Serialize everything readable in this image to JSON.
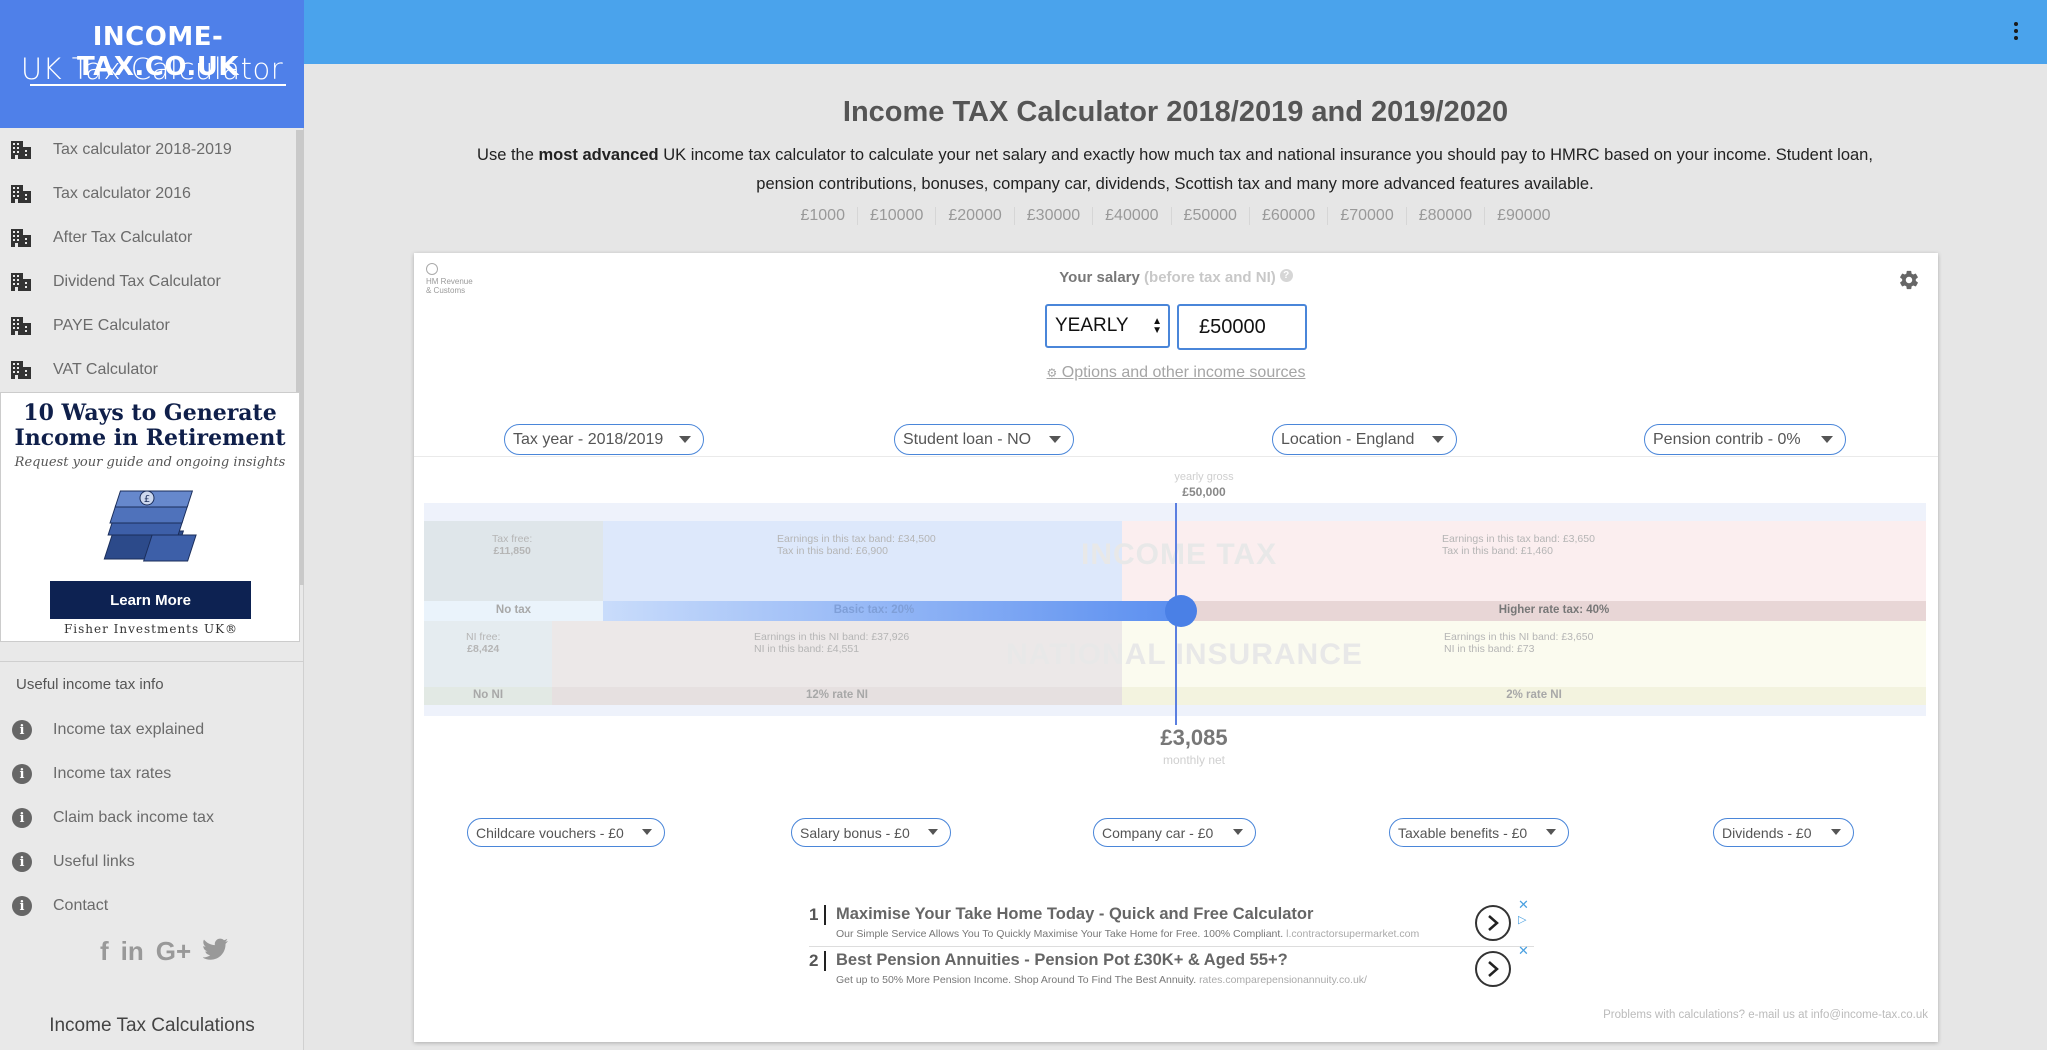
{
  "brand": {
    "top": "INCOME-TAX.CO.UK",
    "bottom": "UK Tax Calculator"
  },
  "nav": [
    {
      "label": "Tax calculator 2018-2019",
      "icon": "building-icon"
    },
    {
      "label": "Tax calculator 2016",
      "icon": "building-icon"
    },
    {
      "label": "After Tax Calculator",
      "icon": "building-icon"
    },
    {
      "label": "Dividend Tax Calculator",
      "icon": "building-icon"
    },
    {
      "label": "PAYE Calculator",
      "icon": "building-icon"
    },
    {
      "label": "VAT Calculator",
      "icon": "building-icon"
    }
  ],
  "side_ad": {
    "title_line1": "10 Ways to Generate",
    "title_line2": "Income in Retirement",
    "subtitle": "Request your guide and ongoing insights",
    "button": "Learn More",
    "brand": "Fisher Investments UK®"
  },
  "info": {
    "heading": "Useful income tax info",
    "items": [
      "Income tax explained",
      "Income tax rates",
      "Claim back income tax",
      "Useful links",
      "Contact"
    ]
  },
  "social": {
    "facebook": "f",
    "linkedin": "in",
    "googleplus": "G+"
  },
  "side_footer": "Income Tax Calculations",
  "main": {
    "title": "Income TAX Calculator 2018/2019 and 2019/2020",
    "desc_pre": "Use the ",
    "desc_bold": "most advanced",
    "desc_post": " UK income tax calculator to calculate your net salary and exactly how much tax and national insurance you should pay to HMRC based on your income. Student loan, pension contributions, bonuses, company car, dividends, Scottish tax and many more advanced features available.",
    "salary_links": [
      "£1000",
      "£10000",
      "£20000",
      "£30000",
      "£40000",
      "£50000",
      "£60000",
      "£70000",
      "£80000",
      "£90000"
    ]
  },
  "calc": {
    "hmrc_line1": "HM Revenue",
    "hmrc_line2": "& Customs",
    "salary_label": "Your salary",
    "salary_hint": "(before tax and NI)",
    "help": "?",
    "period": "YEARLY",
    "salary_value": "£50000",
    "options_cog": "⚙",
    "options_link": " Options and other income sources",
    "pills_top": [
      "Tax year - 2018/2019",
      "Student loan - NO",
      "Location - England",
      "Pension contrib - 0%"
    ],
    "pills_bottom": [
      "Childcare vouchers - £0",
      "Salary bonus - £0",
      "Company car - £0",
      "Taxable benefits - £0",
      "Dividends - £0"
    ]
  },
  "viz": {
    "gross_label": "yearly gross",
    "gross_value": "£50,000",
    "tax_free_label": "Tax free:",
    "tax_free_value": "£11,850",
    "basic_earn": "Earnings in this tax band: £34,500",
    "basic_tax": "Tax in this band: £6,900",
    "higher_earn": "Earnings in this tax band: £3,650",
    "higher_tax": "Tax in this band: £1,460",
    "income_tax": "INCOME TAX",
    "no_tax": "No tax",
    "basic_band": "Basic tax: 20%",
    "higher_band": "Higher rate tax: 40%",
    "ni_free_label": "NI free:",
    "ni_free_value": "£8,424",
    "ni12_earn": "Earnings in this NI band: £37,926",
    "ni12_tax": "NI in this band: £4,551",
    "ni2_earn": "Earnings in this NI band: £3,650",
    "ni2_tax": "NI in this band: £73",
    "national_insurance": "NATIONAL INSURANCE",
    "no_ni": "No NI",
    "ni12_band": "12% rate NI",
    "ni2_band": "2% rate NI",
    "monthly_net": "£3,085",
    "monthly_net_label": "monthly net"
  },
  "ads": [
    {
      "num": "1",
      "headline": "Maximise Your Take Home Today - Quick and Free Calculator",
      "desc": "Our Simple Service Allows You To Quickly Maximise Your Take Home for Free. 100% Compliant.",
      "url": "l.contractorsupermarket.com"
    },
    {
      "num": "2",
      "headline": "Best Pension Annuities - Pension Pot £30K+ & Aged 55+?",
      "desc": "Get up to 50% More Pension Income. Shop Around To Find The Best Annuity.",
      "url": "rates.comparepensionannuity.co.uk/"
    }
  ],
  "problems": "Problems with calculations? e-mail us at info@income-tax.co.uk",
  "colors": {
    "brand_blue": "#4f80e9",
    "topbar_blue": "#4aa3ec",
    "accent": "#4a86d9"
  }
}
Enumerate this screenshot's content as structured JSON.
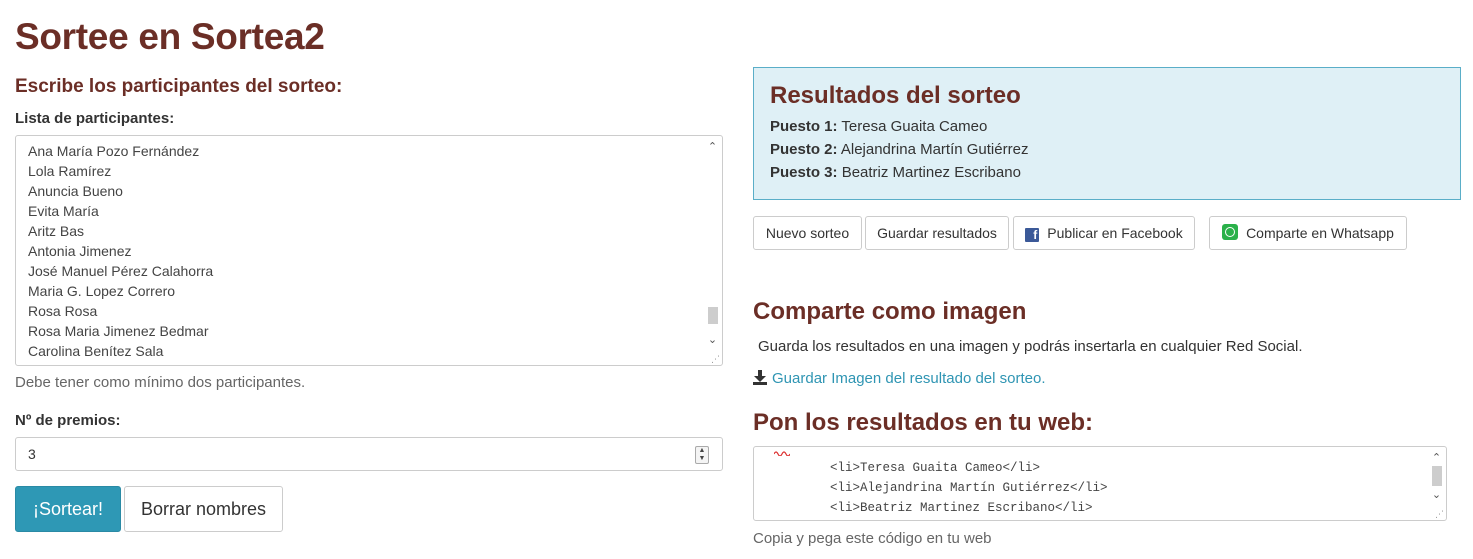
{
  "page": {
    "title": "Sortee en Sortea2"
  },
  "form": {
    "section_heading": "Escribe los participantes del sorteo:",
    "list_label": "Lista de participantes:",
    "participants": [
      "Ana María Pozo Fernández",
      "Lola Ramírez",
      "Anuncia Bueno",
      "Evita María",
      "Aritz Bas",
      "Antonia Jimenez",
      "José Manuel Pérez Calahorra",
      "Maria G. Lopez Correro",
      "Rosa Rosa",
      "Rosa Maria Jimenez Bedmar",
      "Carolina Benítez Sala"
    ],
    "list_scroll_position": 0.95,
    "help_text": "Debe tener como mínimo dos participantes.",
    "prizes_label": "Nº de premios:",
    "prizes_value": "3",
    "draw_button": "¡Sortear!",
    "clear_button": "Borrar nombres"
  },
  "results": {
    "title": "Resultados del sorteo",
    "entries": [
      {
        "position": "Puesto 1:",
        "name": "Teresa Guaita Cameo"
      },
      {
        "position": "Puesto 2:",
        "name": "Alejandrina Martín Gutiérrez"
      },
      {
        "position": "Puesto 3:",
        "name": "Beatriz Martinez Escribano"
      }
    ]
  },
  "actions": {
    "new_draw": "Nuevo sorteo",
    "save_results": "Guardar resultados",
    "facebook": "Publicar en Facebook",
    "whatsapp": "Comparte en Whatsapp"
  },
  "share_image": {
    "heading": "Comparte como imagen",
    "description": "Guarda los resultados en una imagen y podrás insertarla en cualquier Red Social.",
    "download_link": "Guardar Imagen del resultado del sorteo."
  },
  "embed": {
    "heading": "Pon los resultados en tu web:",
    "code_lines": [
      "<li>Teresa Guaita Cameo</li>",
      "<li>Alejandrina Martín Gutiérrez</li>",
      "<li>Beatriz Martinez Escribano</li>"
    ],
    "copy_note": "Copia y pega este código en tu web"
  },
  "icons": {
    "facebook": "facebook-icon",
    "whatsapp": "whatsapp-icon",
    "download": "download-icon"
  },
  "colors": {
    "brand_heading": "#6b2e26",
    "primary_button": "#2e98b5",
    "results_panel_bg": "#dff0f6",
    "results_panel_border": "#5aaec8",
    "link": "#2f95b3",
    "facebook": "#3b5998",
    "whatsapp": "#2ab14a"
  }
}
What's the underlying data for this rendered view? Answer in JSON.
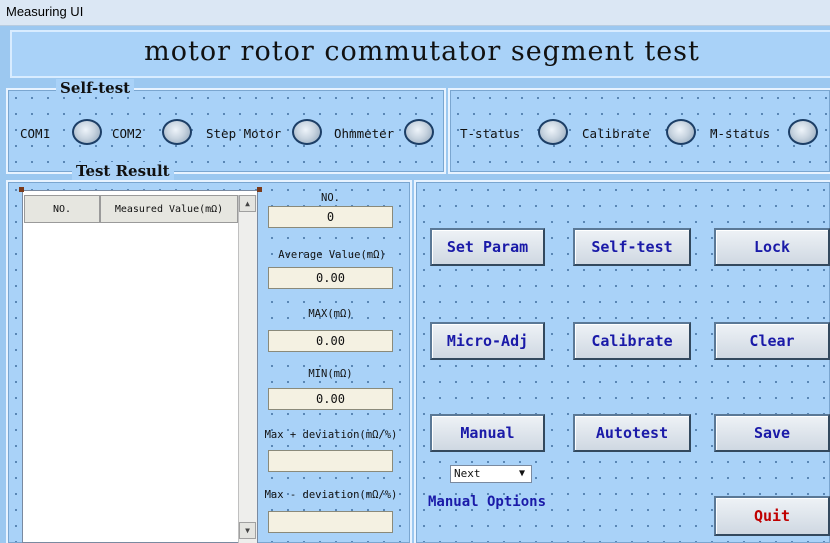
{
  "window": {
    "title": "Measuring UI"
  },
  "header": {
    "title": "motor rotor commutator segment test"
  },
  "self_test": {
    "legend": "Self-test",
    "indicators_left": [
      {
        "label": "COM1"
      },
      {
        "label": "COM2"
      },
      {
        "label": "Step Motor"
      },
      {
        "label": "Ohmmeter"
      }
    ],
    "indicators_right": [
      {
        "label": "T-status"
      },
      {
        "label": "Calibrate"
      },
      {
        "label": "M-status"
      }
    ]
  },
  "test_result": {
    "legend": "Test Result",
    "table": {
      "columns": [
        "NO.",
        "Measured Value(mΩ)"
      ],
      "rows": []
    },
    "fields": {
      "no_label": "NO.",
      "no_value": "0",
      "avg_label": "Average Value(mΩ)",
      "avg_value": "0.00",
      "max_label": "MAX(mΩ)",
      "max_value": "0.00",
      "min_label": "MIN(mΩ)",
      "min_value": "0.00",
      "max_plus_label": "Max + deviation(mΩ/%)",
      "max_plus_value": "",
      "max_minus_label": "Max - deviation(mΩ/%)",
      "max_minus_value": ""
    }
  },
  "controls": {
    "set_param": "Set Param",
    "self_test": "Self-test",
    "lock": "Lock",
    "micro_adj": "Micro-Adj",
    "calibrate": "Calibrate",
    "clear": "Clear",
    "manual": "Manual",
    "autotest": "Autotest",
    "save": "Save",
    "quit": "Quit",
    "manual_select": "Next",
    "manual_options_label": "Manual Options"
  }
}
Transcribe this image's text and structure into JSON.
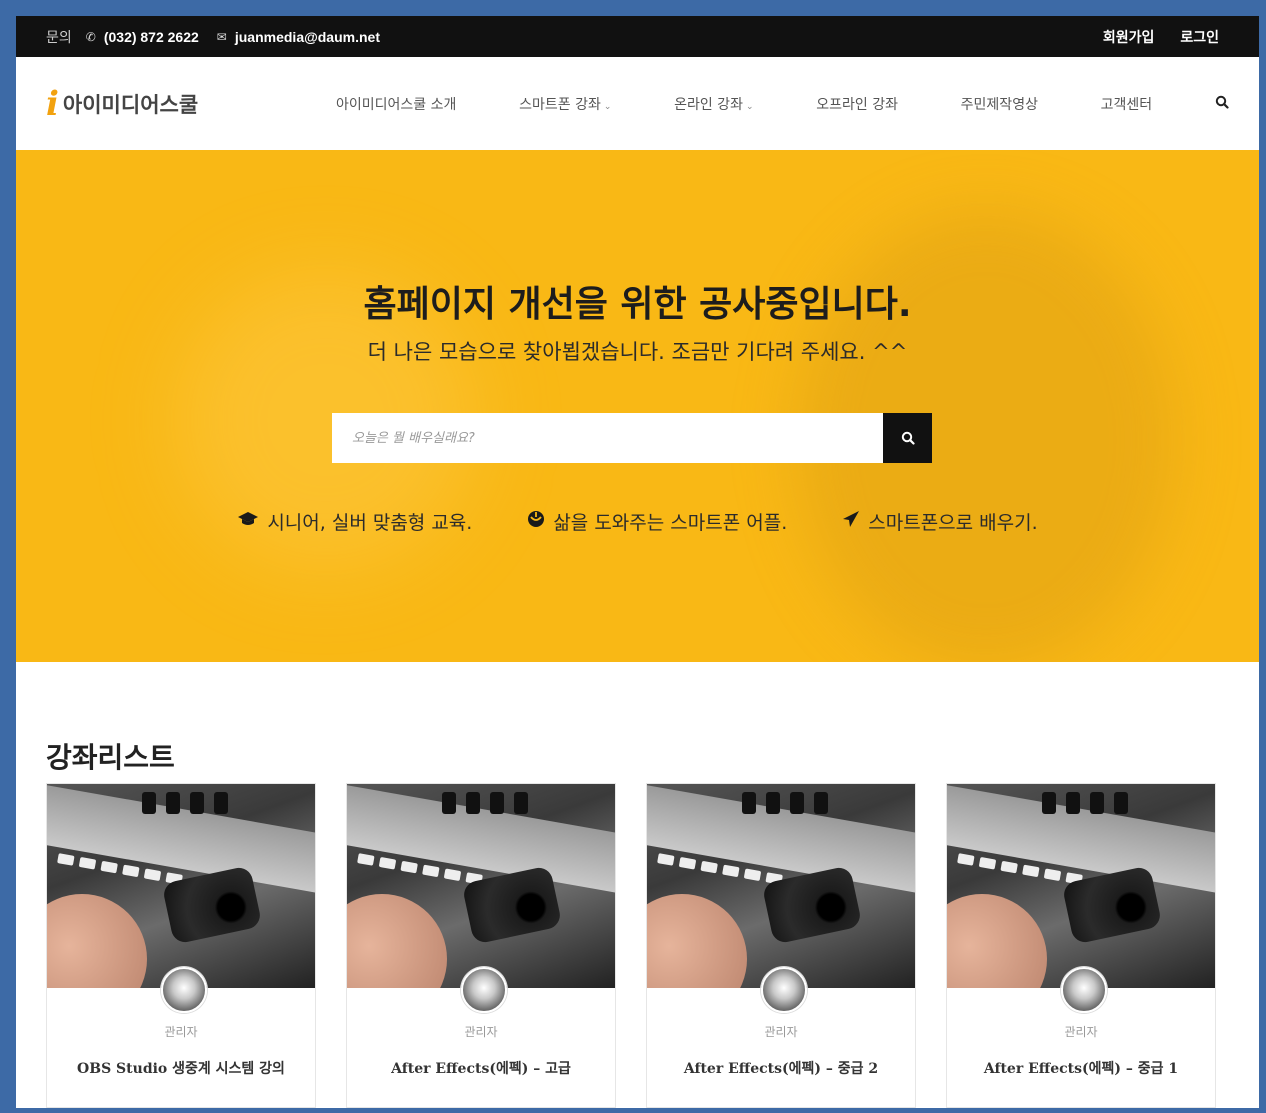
{
  "topbar": {
    "contact_label": "문의",
    "phone": "(032) 872 2622",
    "email": "juanmedia@daum.net",
    "signup": "회원가입",
    "login": "로그인"
  },
  "header": {
    "logo_mark": "i",
    "logo_text": "아이미디어스쿨",
    "nav": [
      {
        "label": "아이미디어스쿨 소개"
      },
      {
        "label": "스마트폰 강좌",
        "chevron": "⌄"
      },
      {
        "label": "온라인 강좌",
        "chevron": "⌄"
      },
      {
        "label": "오프라인 강좌"
      },
      {
        "label": "주민제작영상"
      },
      {
        "label": "고객센터"
      }
    ]
  },
  "hero": {
    "title": "홈페이지 개선을 위한 공사중입니다.",
    "subtitle": "더 나은 모습으로 찾아뵙겠습니다. 조금만 기다려 주세요. ^^",
    "search_placeholder": "오늘은 뭘 배우실래요?",
    "features": [
      {
        "icon": "graduation-cap-icon",
        "label": "시니어, 실버 맞춤형 교육."
      },
      {
        "icon": "rebel-icon",
        "label": "삶을 도와주는 스마트폰 어플."
      },
      {
        "icon": "paper-plane-icon",
        "label": "스마트폰으로 배우기."
      }
    ]
  },
  "courses": {
    "section_title": "강좌리스트",
    "items": [
      {
        "author": "관리자",
        "title": "OBS Studio 생중계 시스템 강의"
      },
      {
        "author": "관리자",
        "title": "After Effects(에펙) – 고급"
      },
      {
        "author": "관리자",
        "title": "After Effects(에펙) – 중급 2"
      },
      {
        "author": "관리자",
        "title": "After Effects(에펙) – 중급 1"
      }
    ]
  },
  "colors": {
    "hero_bg": "#f9b815",
    "topbar_bg": "#111111",
    "frame_border": "#3d6aa6"
  }
}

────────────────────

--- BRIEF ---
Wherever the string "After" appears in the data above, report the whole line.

--- SOLUTION FOR THIS PROBLEM ---
      "label": "After Tax Calculator",
        "title": "After Effects(에펙) – 고급"
        "title": "After Effects(에펙) – 중급 2"
        "title": "After Effects(에펙) – 중급 1"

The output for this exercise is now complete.